“In light of the fact that it is unknown whether there may be further delays to the [Radiation Oncology] Model that are out of CMS’s control, we believe that the best course of action is to delay the implementation of the RO Model to a future date,” the final rule says.
The Center for Medicare and Medicaid Innovation, which will manage the mandatory initiative, wants to test whether prospective, site-neutral, episode-based payments for radiotherapy can save money. The innovation center planned to experiment with this approach in a few geographic areas to start.
But radiation oncologists oppose the model’s current design. Industry and medical groups such as the American Society for Radiation Oncology have asked CMS to redesign it, including by making it voluntary, simplifying the payment methodology and de-emphasizing cost savings.
“The radiation oncology community believes that the model inappropriately prioritizes model savings over healthcare transformation.
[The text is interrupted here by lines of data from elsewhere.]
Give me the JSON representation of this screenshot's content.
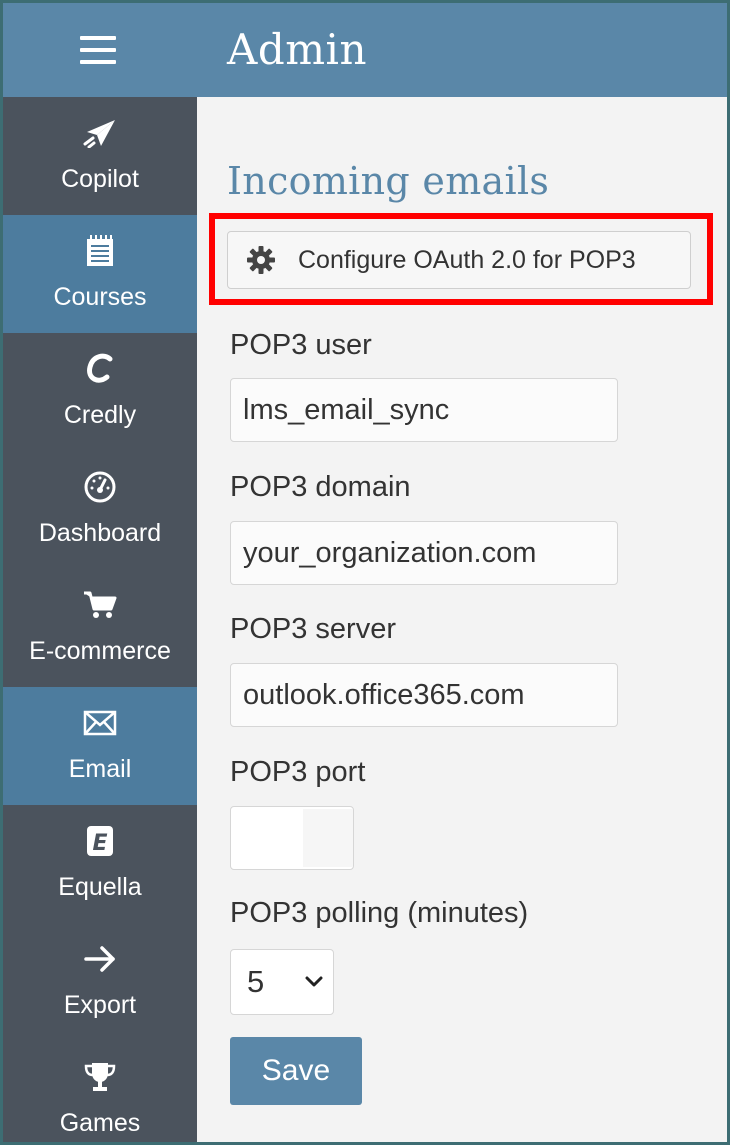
{
  "header": {
    "title": "Admin",
    "menu_icon": "hamburger-menu-icon",
    "background_color": "#5a87a8"
  },
  "sidebar": {
    "background_color": "#4b535d",
    "active_color": "#4d7c9e",
    "items": [
      {
        "label": "Copilot",
        "icon": "paper-plane-icon",
        "active": false
      },
      {
        "label": "Courses",
        "icon": "notebook-icon",
        "active": true
      },
      {
        "label": "Credly",
        "icon": "credly-logo-icon",
        "active": false
      },
      {
        "label": "Dashboard",
        "icon": "speedometer-icon",
        "active": false
      },
      {
        "label": "E-commerce",
        "icon": "shopping-cart-icon",
        "active": false
      },
      {
        "label": "Email",
        "icon": "envelope-icon",
        "active": true
      },
      {
        "label": "Equella",
        "icon": "equella-logo-icon",
        "active": false
      },
      {
        "label": "Export",
        "icon": "arrow-right-icon",
        "active": false
      },
      {
        "label": "Games",
        "icon": "trophy-icon",
        "active": false
      }
    ]
  },
  "main": {
    "section_title": "Incoming emails",
    "oauth_button": {
      "label": "Configure OAuth 2.0 for POP3",
      "icon": "gear-icon"
    },
    "highlight_color": "#ff0000",
    "fields": {
      "pop3_user": {
        "label": "POP3 user",
        "value": "lms_email_sync"
      },
      "pop3_domain": {
        "label": "POP3 domain",
        "value": "your_organization.com"
      },
      "pop3_server": {
        "label": "POP3 server",
        "value": "outlook.office365.com"
      },
      "pop3_port": {
        "label": "POP3 port",
        "value": ""
      },
      "pop3_polling": {
        "label": "POP3 polling (minutes)",
        "value": "5"
      }
    },
    "save_label": "Save"
  }
}
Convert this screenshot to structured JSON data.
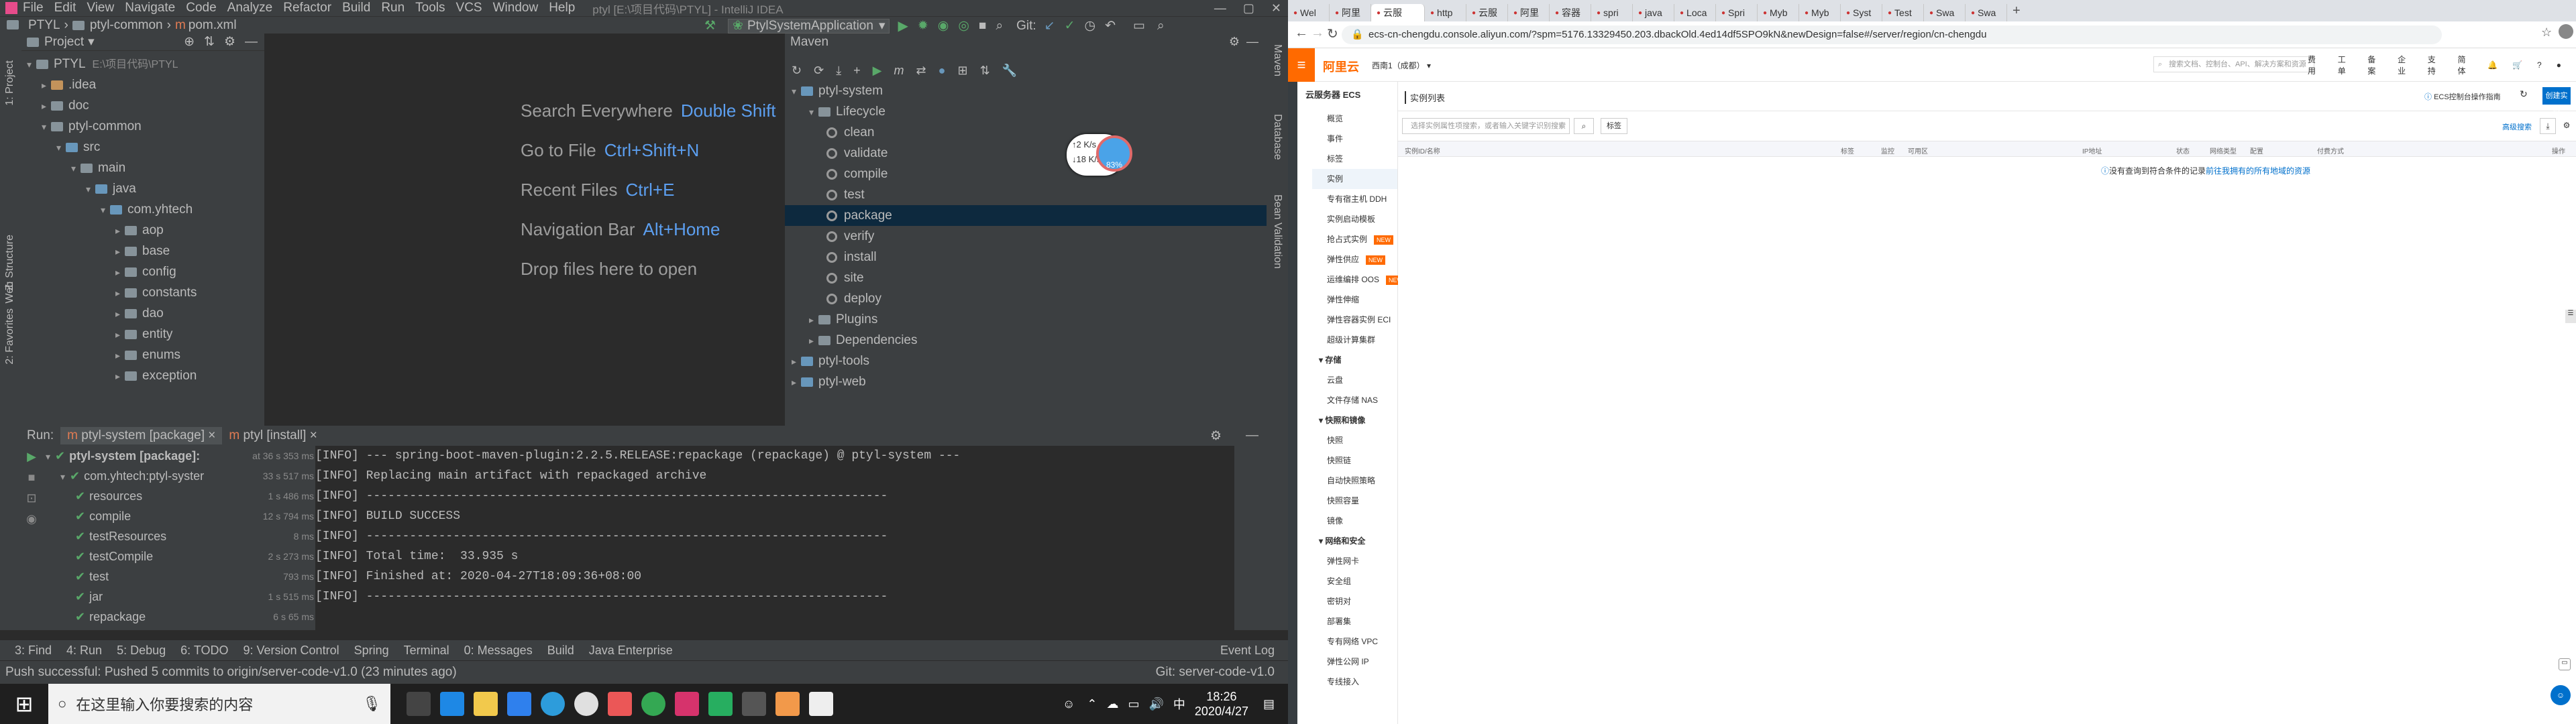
{
  "ide": {
    "title": "ptyl [E:\\项目代码\\PTYL] - IntelliJ IDEA",
    "menu": [
      "File",
      "Edit",
      "View",
      "Navigate",
      "Code",
      "Analyze",
      "Refactor",
      "Build",
      "Run",
      "Tools",
      "VCS",
      "Window",
      "Help"
    ],
    "breadcrumb": [
      "PTYL",
      "ptyl-common",
      "pom.xml"
    ],
    "run_config": "PtylSystemApplication",
    "git_label": "Git:",
    "project_panel_title": "Project",
    "project_tree": [
      {
        "label": "PTYL",
        "extra": "E:\\项目代码\\PTYL",
        "depth": 0,
        "open": true
      },
      {
        "label": ".idea",
        "depth": 1,
        "open": false
      },
      {
        "label": "doc",
        "depth": 1,
        "open": false
      },
      {
        "label": "ptyl-common",
        "depth": 1,
        "open": true
      },
      {
        "label": "src",
        "depth": 2,
        "open": true
      },
      {
        "label": "main",
        "depth": 3,
        "open": true
      },
      {
        "label": "java",
        "depth": 4,
        "open": true
      },
      {
        "label": "com.yhtech",
        "depth": 5,
        "open": true
      },
      {
        "label": "aop",
        "depth": 6,
        "open": false
      },
      {
        "label": "base",
        "depth": 6,
        "open": false
      },
      {
        "label": "config",
        "depth": 6,
        "open": false
      },
      {
        "label": "constants",
        "depth": 6,
        "open": false
      },
      {
        "label": "dao",
        "depth": 6,
        "open": false
      },
      {
        "label": "entity",
        "depth": 6,
        "open": false
      },
      {
        "label": "enums",
        "depth": 6,
        "open": false
      },
      {
        "label": "exception",
        "depth": 6,
        "open": false
      }
    ],
    "editor_hints": [
      {
        "label": "Search Everywhere",
        "key": "Double Shift"
      },
      {
        "label": "Go to File",
        "key": "Ctrl+Shift+N"
      },
      {
        "label": "Recent Files",
        "key": "Ctrl+E"
      },
      {
        "label": "Navigation Bar",
        "key": "Alt+Home"
      },
      {
        "label": "Drop files here to open",
        "key": ""
      }
    ],
    "maven": {
      "title": "Maven",
      "tree": [
        {
          "label": "ptyl-system",
          "depth": 0,
          "kind": "module"
        },
        {
          "label": "Lifecycle",
          "depth": 1,
          "kind": "folder"
        },
        {
          "label": "clean",
          "depth": 2,
          "kind": "goal"
        },
        {
          "label": "validate",
          "depth": 2,
          "kind": "goal"
        },
        {
          "label": "compile",
          "depth": 2,
          "kind": "goal"
        },
        {
          "label": "test",
          "depth": 2,
          "kind": "goal"
        },
        {
          "label": "package",
          "depth": 2,
          "kind": "goal",
          "selected": true
        },
        {
          "label": "verify",
          "depth": 2,
          "kind": "goal"
        },
        {
          "label": "install",
          "depth": 2,
          "kind": "goal"
        },
        {
          "label": "site",
          "depth": 2,
          "kind": "goal"
        },
        {
          "label": "deploy",
          "depth": 2,
          "kind": "goal"
        },
        {
          "label": "Plugins",
          "depth": 1,
          "kind": "folder"
        },
        {
          "label": "Dependencies",
          "depth": 1,
          "kind": "folder"
        },
        {
          "label": "ptyl-tools",
          "depth": 0,
          "kind": "module"
        },
        {
          "label": "ptyl-web",
          "depth": 0,
          "kind": "module"
        }
      ]
    },
    "netspeed": {
      "up": "2 K/s",
      "down": "18 K/s",
      "percent": "83%"
    },
    "run": {
      "label": "Run:",
      "tabs": [
        "ptyl-system [package]",
        "ptyl [install]"
      ],
      "tree": [
        {
          "label": "ptyl-system [package]:",
          "time": "at 36 s 353 ms",
          "depth": 0
        },
        {
          "label": "com.yhtech:ptyl-syster",
          "time": "33 s 517 ms",
          "depth": 1
        },
        {
          "label": "resources",
          "time": "1 s 486 ms",
          "depth": 2
        },
        {
          "label": "compile",
          "time": "12 s 794 ms",
          "depth": 2
        },
        {
          "label": "testResources",
          "time": "8 ms",
          "depth": 2
        },
        {
          "label": "testCompile",
          "time": "2 s 273 ms",
          "depth": 2
        },
        {
          "label": "test",
          "time": "793 ms",
          "depth": 2
        },
        {
          "label": "jar",
          "time": "1 s 515 ms",
          "depth": 2
        },
        {
          "label": "repackage",
          "time": "6 s 65 ms",
          "depth": 2
        }
      ],
      "console": [
        "[INFO] --- spring-boot-maven-plugin:2.2.5.RELEASE:repackage (repackage) @ ptyl-system ---",
        "[INFO] Replacing main artifact with repackaged archive",
        "[INFO] ------------------------------------------------------------------------",
        "[INFO] BUILD SUCCESS",
        "[INFO] ------------------------------------------------------------------------",
        "[INFO] Total time:  33.935 s",
        "[INFO] Finished at: 2020-04-27T18:09:36+08:00",
        "[INFO] ------------------------------------------------------------------------"
      ]
    },
    "bottom_tabs": [
      "3: Find",
      "4: Run",
      "5: Debug",
      "6: TODO",
      "9: Version Control",
      "Spring",
      "Terminal",
      "0: Messages",
      "Build",
      "Java Enterprise"
    ],
    "event_log": "Event Log",
    "status_message": "Push successful: Pushed 5 commits to origin/server-code-v1.0 (23 minutes ago)",
    "git_branch": "Git: server-code-v1.0",
    "left_strip": [
      "1: Project",
      "Z: Structure",
      "Web",
      "2: Favorites"
    ],
    "right_strip": [
      "Maven",
      "Database",
      "Bean Validation"
    ]
  },
  "taskbar": {
    "search_placeholder": "在这里输入你要搜索的内容",
    "time": "18:26",
    "date": "2020/4/27",
    "ime": "中"
  },
  "browser": {
    "tabs": [
      "Wel",
      "阿里",
      "云服",
      "http",
      "云服",
      "阿里",
      "容器",
      "spri",
      "java",
      "Loca",
      "Spri",
      "Myb",
      "Myb",
      "Syst",
      "Test",
      "Swa",
      "Swa"
    ],
    "url": "ecs-cn-chengdu.console.aliyun.com/?spm=5176.13329450.203.dbackOld.4ed14df5SPO9kN&newDesign=false#/server/region/cn-chengdu",
    "aliyun": {
      "logo": "阿里云",
      "region": "西南1（成都）",
      "search_placeholder": "搜索文档、控制台、API、解决方案和资源",
      "nav": [
        "费用",
        "工单",
        "备案",
        "企业",
        "支持",
        "简体"
      ],
      "product": "云服务器 ECS",
      "page_title": "实例列表",
      "helper_link": "ECS控制台操作指南",
      "create_button": "创建实例",
      "filter_placeholder": "选择实例属性项搜索，或者输入关键字识别搜索",
      "tag_button": "标签",
      "advanced_search": "高级搜索",
      "columns": [
        "实例ID/名称",
        "标签",
        "监控",
        "可用区",
        "IP地址",
        "状态",
        "网络类型",
        "配置",
        "付费方式",
        "操作"
      ],
      "empty_prefix": "没有查询到符合条件的记录",
      "empty_link": "前往我拥有的所有地域的资源",
      "sidebar": [
        {
          "label": "概览",
          "group": false
        },
        {
          "label": "事件",
          "group": false
        },
        {
          "label": "标签",
          "group": false
        },
        {
          "label": "实例",
          "group": false,
          "active": true
        },
        {
          "label": "专有宿主机 DDH",
          "group": false
        },
        {
          "label": "实例启动模板",
          "group": false
        },
        {
          "label": "抢占式实例",
          "group": false,
          "badge": "NEW"
        },
        {
          "label": "弹性供应",
          "group": false,
          "badge": "NEW"
        },
        {
          "label": "运维编排 OOS",
          "group": false,
          "badge": "NEW"
        },
        {
          "label": "弹性伸缩",
          "group": false
        },
        {
          "label": "弹性容器实例 ECI",
          "group": false
        },
        {
          "label": "超级计算集群",
          "group": false
        },
        {
          "label": "存储",
          "group": true
        },
        {
          "label": "云盘",
          "group": false
        },
        {
          "label": "文件存储 NAS",
          "group": false
        },
        {
          "label": "快照和镜像",
          "group": true
        },
        {
          "label": "快照",
          "group": false
        },
        {
          "label": "快照链",
          "group": false
        },
        {
          "label": "自动快照策略",
          "group": false
        },
        {
          "label": "快照容量",
          "group": false
        },
        {
          "label": "镜像",
          "group": false
        },
        {
          "label": "网络和安全",
          "group": true
        },
        {
          "label": "弹性网卡",
          "group": false
        },
        {
          "label": "安全组",
          "group": false
        },
        {
          "label": "密钥对",
          "group": false
        },
        {
          "label": "部署集",
          "group": false
        },
        {
          "label": "专有网络 VPC",
          "group": false
        },
        {
          "label": "弹性公网 IP",
          "group": false
        },
        {
          "label": "专线接入",
          "group": false
        }
      ]
    }
  }
}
Radiation oncology episode-based payment bundles alone would be highly transformative, in terms of quality and cost, but CMS’ excessive emphasis on mandating savings has corrupted this promising approach,” the American Society for Radiation Oncology wrote CMS in June.
The American Society for Radiation Oncology is developing a new alternative payment model proposal, which it aims to complete this year, that would emphasize episodic payment and health equity, the organization said in a statement Thursday.
Federal law requires that CMMI models reduce spending or improve quality. Experimental initiatives cannot be made permanent unless they cut costs without decreasing quality or increase quality without decreasing spending.
CMS acknowledged in the final rule that provider groups would not support the model without modifications, specifically to the discount factor, which is amount by which the model reduces episode payments to reserve savings for Medicare. But doing so would require CMS to expand the geographic scope of the model, which providers also have advised against.